Since the last Ashes tour, in which he topped England’s averages with 17 wickets at 27.82, Anderson has amassed a further 109 at 22.88 in 32 Tests – 15 of which came at 24.66 against India this summer, including a first-innings five-for at Lord’s and figures of 6 for 3 in eight overs as India were bowled out for 78 on the first day at Headingley. However, Anderson claimed, it was his one-on-one battle with Kohli that gave him the most pleasure.
“This summer was probably my favourite contest with Virat,” Anderson said, after dismissing India’s captain twice at a total cost of 64 runs in the course of the four completed Tests. “We’ve had a few good battles over the years, both in England and India, but this year was certainly my favourite.
“I got him out a few times but also he got some runs as well, and we had a battle on the field where there was definitely a mutual respect there. It was in a really nice manner, if that makes sense. Obviously we were going at each other, but it was in a in a well-spirited way. So I really enjoyed that.”
Anderson is arguably bowling with more skill and control now than at any previous stage of a career that has already spanned 18 years, 166 Tests and 632 wickets. But while he puts his longevity down to a combination of a lithe body, a strong fitness ethic and an undying passion for the game, he goes into the Ashes with a degree of realism about the toll that the run of five Tests in six weeks is likely to take on his body.
“I will do exactly what I did in our summer,” he said. “Hopefully I’ll be playing all five, but I’d be happy with three or four.

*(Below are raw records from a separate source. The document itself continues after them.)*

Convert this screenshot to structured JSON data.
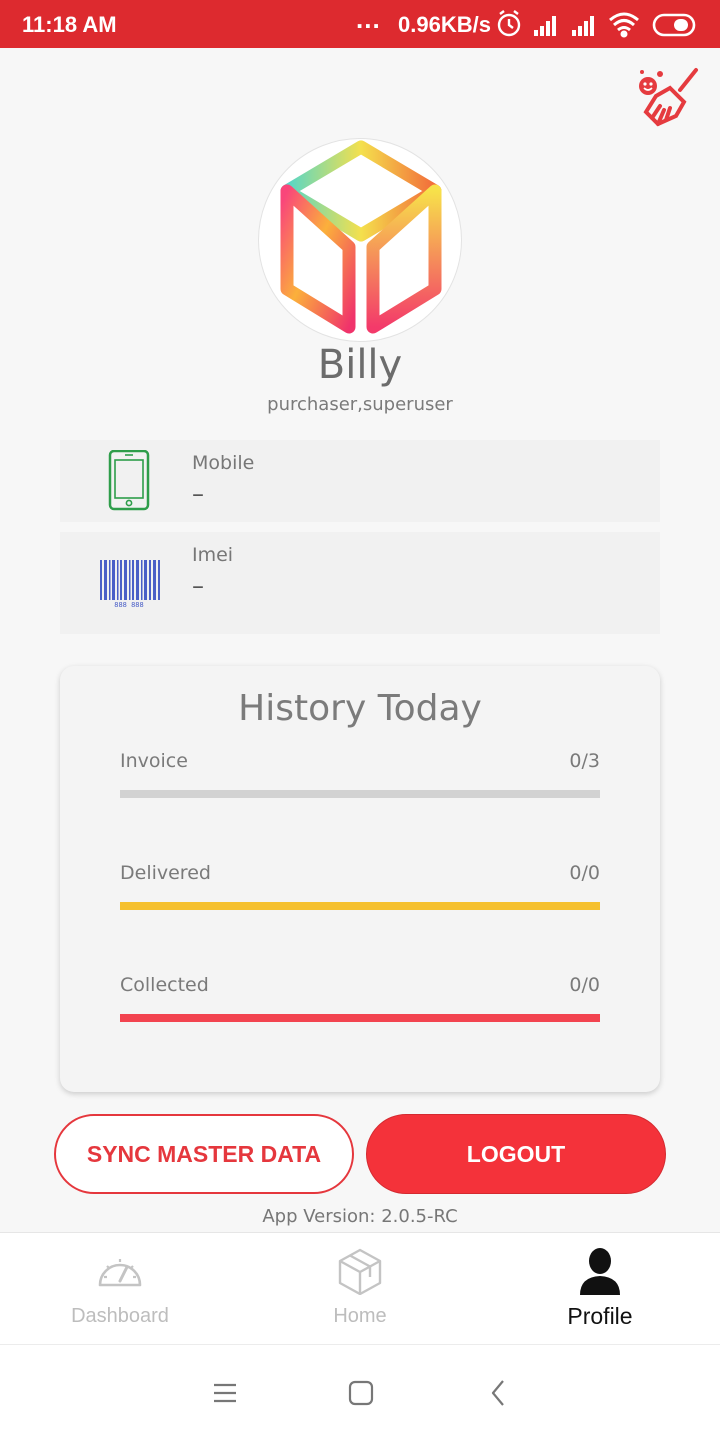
{
  "status_bar": {
    "time": "11:18 AM",
    "dots": "...",
    "speed": "0.96KB/s",
    "icons": [
      "alarm-icon",
      "signal-icon",
      "signal-icon",
      "wifi-icon",
      "battery-icon"
    ]
  },
  "profile": {
    "name": "Billy",
    "roles": "purchaser,superuser"
  },
  "info": {
    "mobile_label": "Mobile",
    "mobile_value": "–",
    "imei_label": "Imei",
    "imei_value": "–",
    "barcode_text": "888 888"
  },
  "history": {
    "title": "History Today",
    "rows": [
      {
        "label": "Invoice",
        "value": "0/3",
        "color": "#cfcfcf",
        "fraction": 0
      },
      {
        "label": "Delivered",
        "value": "0/0",
        "color": "#f5c02e",
        "fraction": 1
      },
      {
        "label": "Collected",
        "value": "0/0",
        "color": "#f2434f",
        "fraction": 1
      }
    ]
  },
  "buttons": {
    "sync": "SYNC MASTER DATA",
    "logout": "LOGOUT"
  },
  "app_version": "App Version: 2.0.5-RC",
  "nav": {
    "dashboard": "Dashboard",
    "home": "Home",
    "profile": "Profile"
  },
  "colors": {
    "brand_red": "#dd2a2f",
    "accent_red": "#f4323a",
    "delivered": "#f5c02e",
    "collected": "#f2434f",
    "mobile_icon": "#2e9d4a",
    "barcode": "#4a5fc7"
  }
}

“You manage it as you go through the series,” he added. “If any of the bowlers’ workload spikes – if we do a 50-55 overs in a Test match – you’ve got to look at the next one, and if it’s sensible to play because they come so thick and fast.
“We’ve got decent squad of bowlers, so we can rotate a little bit, as we have been for the last 18 months to two years. The likelihood of playing all five at my age, to be honest at any age in Australia, [is slim]. It does take a lot out of you, especially in the heat in some of the venues. So we just have to wait and see.”

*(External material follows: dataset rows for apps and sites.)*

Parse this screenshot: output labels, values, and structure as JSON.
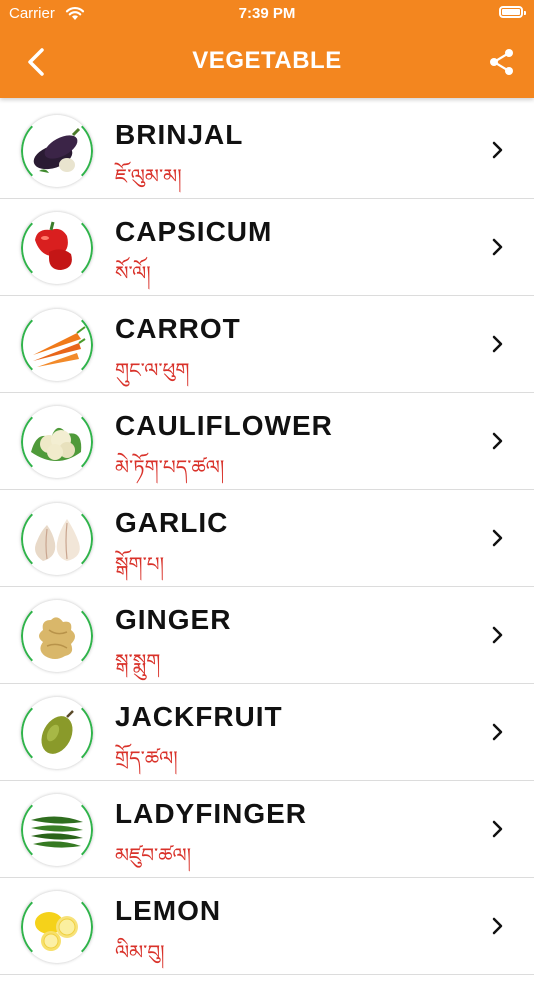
{
  "status_bar": {
    "carrier": "Carrier",
    "time": "7:39 PM"
  },
  "header": {
    "title": "VEGETABLE",
    "back_icon": "chevron-left-icon",
    "share_icon": "share-icon",
    "color": "#f3861f"
  },
  "items": [
    {
      "name": "BRINJAL",
      "local": "ཇོ་ལུམ་མ།",
      "image": "brinjal"
    },
    {
      "name": "CAPSICUM",
      "local": "སོ་ལོ།",
      "image": "capsicum"
    },
    {
      "name": "CARROT",
      "local": "གུང་ལ་ཕུག",
      "image": "carrot"
    },
    {
      "name": "CAULIFLOWER",
      "local": "མེ་ཏོག་པད་ཚལ།",
      "image": "cauliflower"
    },
    {
      "name": "GARLIC",
      "local": "སྒོག་པ།",
      "image": "garlic"
    },
    {
      "name": "GINGER",
      "local": "སྒ་སྨུག",
      "image": "ginger"
    },
    {
      "name": "JACKFRUIT",
      "local": "གྲོད་ཚལ།",
      "image": "jackfruit"
    },
    {
      "name": "LADYFINGER",
      "local": "མཛུབ་ཚལ།",
      "image": "ladyfinger"
    },
    {
      "name": "LEMON",
      "local": "ལིམ་བུ།",
      "image": "lemon"
    }
  ]
}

Either way, he’s one of the England players with few qualms about taking part in the series, as the tour awaits its final rubber-stamping after weeks of negotiations over the quarantine conditions that the tourists and their families can expect to face.
“It’s been a long few weeks of discussions, but it’s great that we’re all getting on the plane and can’t wait to get going now,” Anderson said.
“My family won’t be coming out there,” he added. “I’ve got two kids at school, so any sort of quarantine just means that they can’t get the time to come over. But for those guys with younger families, and particularly those guys who play all formats, it’s a long time away from home.
“We’ve spent two years, pretty much, in bubbles and not seeing families, so to have another three months away from them, especially over Christmas and New Year, would have been tough.”
There’s been a fair bit of reaction to England’s stance ahead of the tour, from the likes of Sir Ian Botham on the home front and the Australian media Down Under. But Anderson has seen it all before, right from his very first England tour in 2002-03, and has plenty of advice for the less experienced members of the tour party.
“As with any Ashes series there’s always a lot of noise around it,” he said. “We’ve already seen that a little bit. There can be distractions from outside of the actual cricket, but what we do on the field, that’s where it matters. That’s where the series is going to be won and lost.
“So it’s about trying to get ourselves in the best possible mental space, and skills-wise getting ourselves in the best place, on December 8 at the Gabba, and improve on what we’ve done over our summer.”
Andrew Miller is UK editor of ESPNcricinfo. @miller_cricket